Our reconnaissance mission revealed a two and a half foot water line around our home. Flooded throughout the first floor to a height of nine inches, the hardwood floors were already beginning to buckle. Most of the water had receded, leaving behind a muck of silt and mud that saturated everything it touched and ruined every appliance we had. Swollen door frames necessitated the removal of doors to get to other rooms.
In our backyard, we found a huge remnant of the Long Beach boardwalk, which is situated a half-mile from our house. On the sidewalk we found the detritus of people’s lives: a bar mitzvah boy and his parents dressed in 1950s finery smiled up at us from a photograph, as did a white-gowned, third-grade communion celebrant standing before a religious statue. A beautifully embroidered Hanukah tablecloth lay soaked beyond repair by the curb. Roof shingles, wood beams, dune grass, and sand were everywhere. A seven-foot sand dune blocked the street. We found a truck floating in a neighbor’s in-ground pool.
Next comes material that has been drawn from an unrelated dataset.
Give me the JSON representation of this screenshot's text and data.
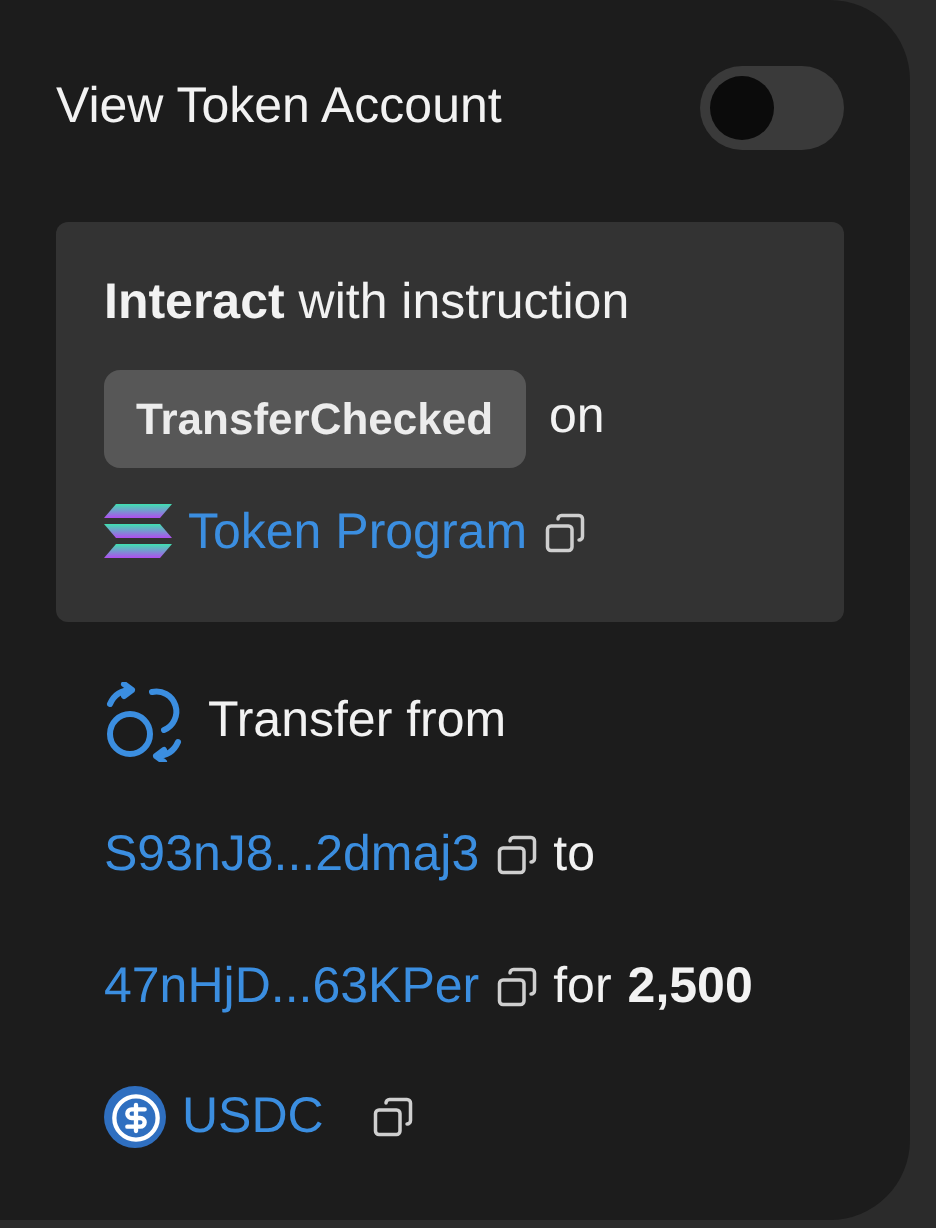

Despite the roar of the ocean, the thing I remember now is the silence. Sand must be like snow in the way it muffles sound, and the quiet was spooky, incongruous to the devastation we surveyed.
In the days to come, when everybody on the Northeast Coast was becoming familiar with the vagaries of government institutions and familiarizing themselves with insurance adjusters, FEMA registration forms, and debating the necessity of wearing an N97 mask, the noise became more intense. State Troopers and the National Guard in humvees rolled down the streets. Rescue helicopters patrolled the wreckage from the sky. Ambulances and fire trucks screamed continuously.
But I remember the silence in those early days of recovery most of all. And in the stillness of Halloween, while my family was transporting the ruins of our lives from the house to the curb, a little girl in a fairy costume walked carefully with her parents over the shifting sand and garbage on our block. Silently holding out her festive orange bag to me I could only tell her through gritted teeth that I had no candy to give her. “No, no,” her mother fervently replied. “We are reverse trick-or-treating. We want to give a treat to people in need. You look like you could use a candy bar.” At her prompting, the child handed over a piece of chocolate. And I cried.
The sea air blows salty and clean over us all now, calm and soothing, like a benediction. Most of the community is slowly recovering, although there are pockets of decimation still that I fear will never revive. My family is crammed into the upstairs of our two-story house for the duration of the first-floor renovation. We have a hotplate for a kitchen, and the two bedrooms are like dormitories. As I count my blessings, I pray that I see Carl again soon, rising from the northern Atlantic like a resurrected Neptune.